The Betashares Australia 200 ETF (ASX: A200) and Vanguard Australian Shares Index ETF (ASX: VAS) are two of the most popular Australian shares ETFs that might be worth digging into in 2020. Here’s what you need to know…
Video: what is an ETF?
Betashares A200 ETF
The Betashares A200 ETF provides exposure to the largest 200 Australian companies, based on market capitalisation. Instead of an index by the ‘usual suspects’, being MSCI or S&P, the A200 ETF follows the Solactive Australia 200 Index.
This is virtually the same thing as the S&P/ASX 200 (INDEXASX: XJO) since it also uses a market capitalisation weighting — meaning, the biggest stocks like Commonwealth Bank (ASX: CBA) or CSL Limited (ASX: CSL) get the largest part of the ETF.

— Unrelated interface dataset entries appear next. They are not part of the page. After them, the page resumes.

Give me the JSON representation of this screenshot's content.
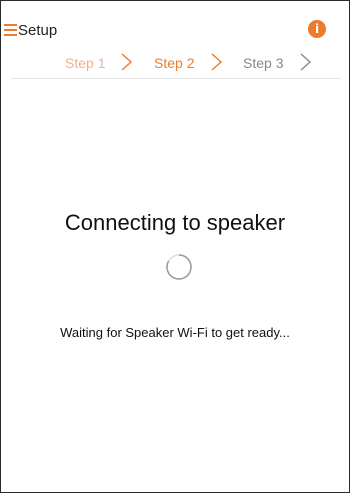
{
  "header": {
    "title": "Setup",
    "menu_icon": "hamburger-menu-icon",
    "info_icon": "info-icon",
    "info_glyph": "i"
  },
  "steps": [
    {
      "label": "Step 1",
      "state": "completed"
    },
    {
      "label": "Step 2",
      "state": "current"
    },
    {
      "label": "Step 3",
      "state": "upcoming"
    }
  ],
  "main": {
    "heading": "Connecting to speaker",
    "spinner_icon": "loading-spinner-icon",
    "status": "Waiting for Speaker Wi-Fi to get ready..."
  },
  "colors": {
    "accent": "#f07a2c",
    "step_completed": "#f4b08a",
    "step_upcoming": "#888888",
    "text": "#111111"
  }
}
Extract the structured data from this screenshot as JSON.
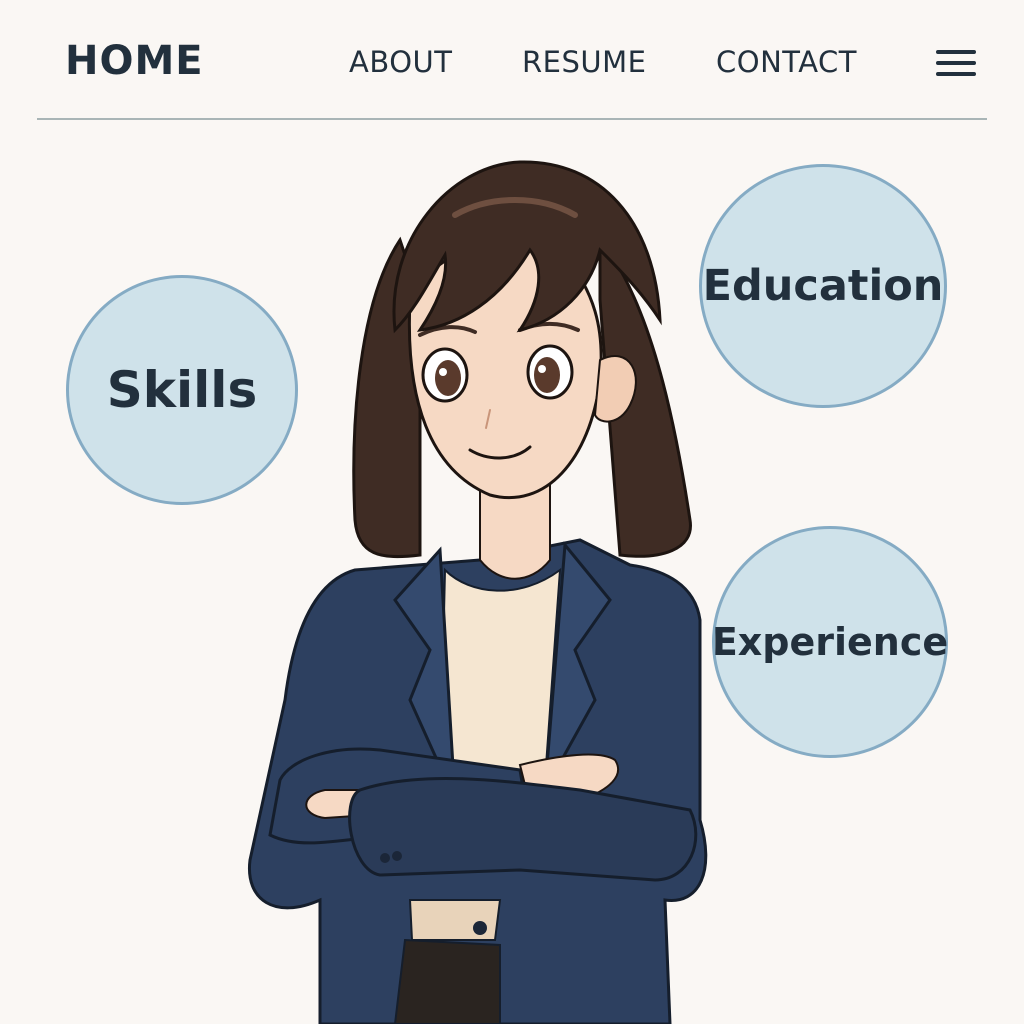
{
  "nav": {
    "brand": "HOME",
    "links": [
      "ABOUT",
      "RESUME",
      "CONTACT"
    ],
    "menu_icon": "hamburger-menu-icon"
  },
  "bubbles": {
    "skills": "Skills",
    "education": "Education",
    "experience": "Experience"
  },
  "colors": {
    "background": "#faf7f4",
    "text": "#22303d",
    "bubble_fill": "#cfe2ea",
    "bubble_border": "#85abc4",
    "blazer": "#2d4060",
    "hair": "#3f2c24",
    "skin": "#f6d9c4"
  }
}
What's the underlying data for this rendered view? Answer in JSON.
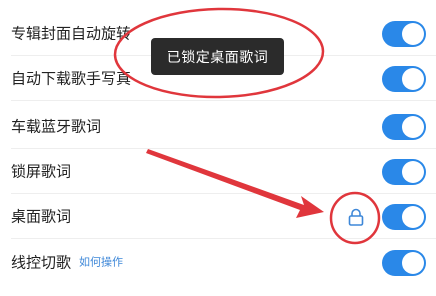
{
  "toast": {
    "text": "已锁定桌面歌词"
  },
  "settings": {
    "items": [
      {
        "label": "专辑封面自动旋转",
        "enabled": true
      },
      {
        "label": "自动下载歌手写真",
        "enabled": true
      },
      {
        "label": "车载蓝牙歌词",
        "enabled": true
      },
      {
        "label": "锁屏歌词",
        "enabled": true
      },
      {
        "label": "桌面歌词",
        "enabled": true,
        "icon": "lock-icon"
      },
      {
        "label": "线控切歌",
        "link": "如何操作",
        "enabled": true
      }
    ]
  },
  "colors": {
    "toggle_on": "#2a88e8",
    "annotation": "#e0363c",
    "link": "#3d87d8",
    "toast_bg": "#2b2b2b"
  }
}
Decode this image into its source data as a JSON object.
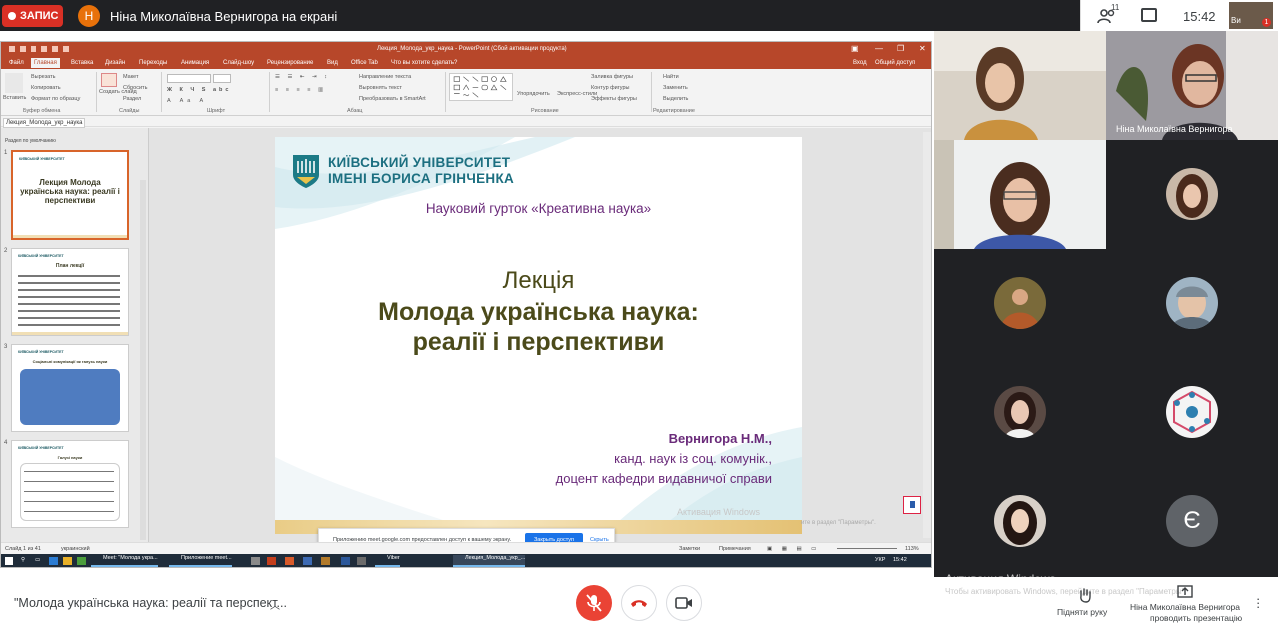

As at the end of May, the A200 ETF had over $700 million of money invested (FUM) and the spread was pretty tight, which is a good thing. On top of that, A200’s management fee, taken out automatically by BetaShares, was a low 0.07% per year.
Alongside VAS, see below, this is one of the ASX’s lowest-cost ETFs. The average management fee (MER) across all of the ETFs covered by Best ETFs Australia is 0.5%, which is around $10 per $2,000 invested.
To learn more about the A200 ETF click here to access a free investment report.
Vanguard VAS ETF
The Vanguard VAS ETF provides exposure to the largest 300 Australian shares, based on market capitalisation, so there are around 100 more stocks included compared to A200. However, keep in mind the stocks between the top 200 and 300 largest (i.e. the smallest 100 inside the ETF) make up a pretty small part of the ETF’s weighting. That explains why the performance of the A200 and VAS ETFs, at 17.2% and 17.7%, respectively, have been pretty consistent.
At the end of May 2020, VAS’s FUM stood at $5.2 billion, so it’s a very established and stable ETF, which we like. Vanguard charges a yearly management fee (MER) of 0.1% for the VAS ETF, so on $2,000, it’s about a 60-cents per year difference compared to A200. In other words, pricing is pretty consistent!
If you’re weighing up the A200 or VAS ETF in a diversified portfolio, consider searching the full ETF list to compare fees and costs side-by-side. All things considered, I think both of these ETFs would be a good way for newer and established investors to get some exposure to Australian shares.
Disclosure: at the time of publishing, Owen owns shares/units of the BetaShares A200 ETF.